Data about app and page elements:
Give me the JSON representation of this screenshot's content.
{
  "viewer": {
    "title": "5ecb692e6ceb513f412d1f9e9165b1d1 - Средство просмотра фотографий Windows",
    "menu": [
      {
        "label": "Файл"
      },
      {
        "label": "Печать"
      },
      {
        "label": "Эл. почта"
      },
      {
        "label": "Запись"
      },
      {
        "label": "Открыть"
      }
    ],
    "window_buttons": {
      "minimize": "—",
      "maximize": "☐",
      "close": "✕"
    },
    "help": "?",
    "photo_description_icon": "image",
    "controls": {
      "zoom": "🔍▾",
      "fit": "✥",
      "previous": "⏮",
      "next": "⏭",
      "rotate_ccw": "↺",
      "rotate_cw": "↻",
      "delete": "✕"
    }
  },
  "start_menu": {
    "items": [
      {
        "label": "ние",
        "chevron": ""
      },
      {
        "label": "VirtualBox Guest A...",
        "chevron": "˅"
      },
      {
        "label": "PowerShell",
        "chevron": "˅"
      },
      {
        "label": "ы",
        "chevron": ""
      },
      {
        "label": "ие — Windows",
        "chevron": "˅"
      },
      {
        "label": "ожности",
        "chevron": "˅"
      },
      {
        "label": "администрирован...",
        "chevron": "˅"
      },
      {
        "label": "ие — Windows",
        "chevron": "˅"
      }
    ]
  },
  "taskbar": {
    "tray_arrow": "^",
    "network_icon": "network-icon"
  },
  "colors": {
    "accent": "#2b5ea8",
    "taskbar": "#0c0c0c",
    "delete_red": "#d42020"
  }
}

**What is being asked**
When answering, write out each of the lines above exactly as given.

**Answer box**
Give me the JSON representation of this screenshot's content.
{
  "viewer": {
    "title": "5ecb692e6ceb513f412d1f9e9165b1d1 - Средство просмотра фотографий Windows",
    "menu": [
      {
        "label": "Файл"
      },
      {
        "label": "Печать"
      },
      {
        "label": "Эл. почта"
      },
      {
        "label": "Запись"
      },
      {
        "label": "Открыть"
      }
    ],
    "window_buttons": {
      "minimize": "—",
      "maximize": "☐",
      "close": "✕"
    },
    "help": "?",
    "photo_description_icon": "image",
    "controls": {
      "zoom": "🔍▾",
      "fit": "✥",
      "previous": "⏮",
      "next": "⏭",
      "rotate_ccw": "↺",
      "rotate_cw": "↻",
      "delete": "✕"
    }
  },
  "start_menu": {
    "items": [
      {
        "label": "ние",
        "chevron": ""
      },
      {
        "label": "VirtualBox Guest A...",
        "chevron": "˅"
      },
      {
        "label": "PowerShell",
        "chevron": "˅"
      },
      {
        "label": "ы",
        "chevron": ""
      },
      {
        "label": "ие — Windows",
        "chevron": "˅"
      },
      {
        "label": "ожности",
        "chevron": "˅"
      },
      {
        "label": "администрирован...",
        "chevron": "˅"
      },
      {
        "label": "ие — Windows",
        "chevron": "˅"
      }
    ]
  },
  "taskbar": {
    "tray_arrow": "^",
    "network_icon": "network-icon"
  },
  "colors": {
    "accent": "#2b5ea8",
    "taskbar": "#0c0c0c",
    "delete_red": "#d42020"
  }
}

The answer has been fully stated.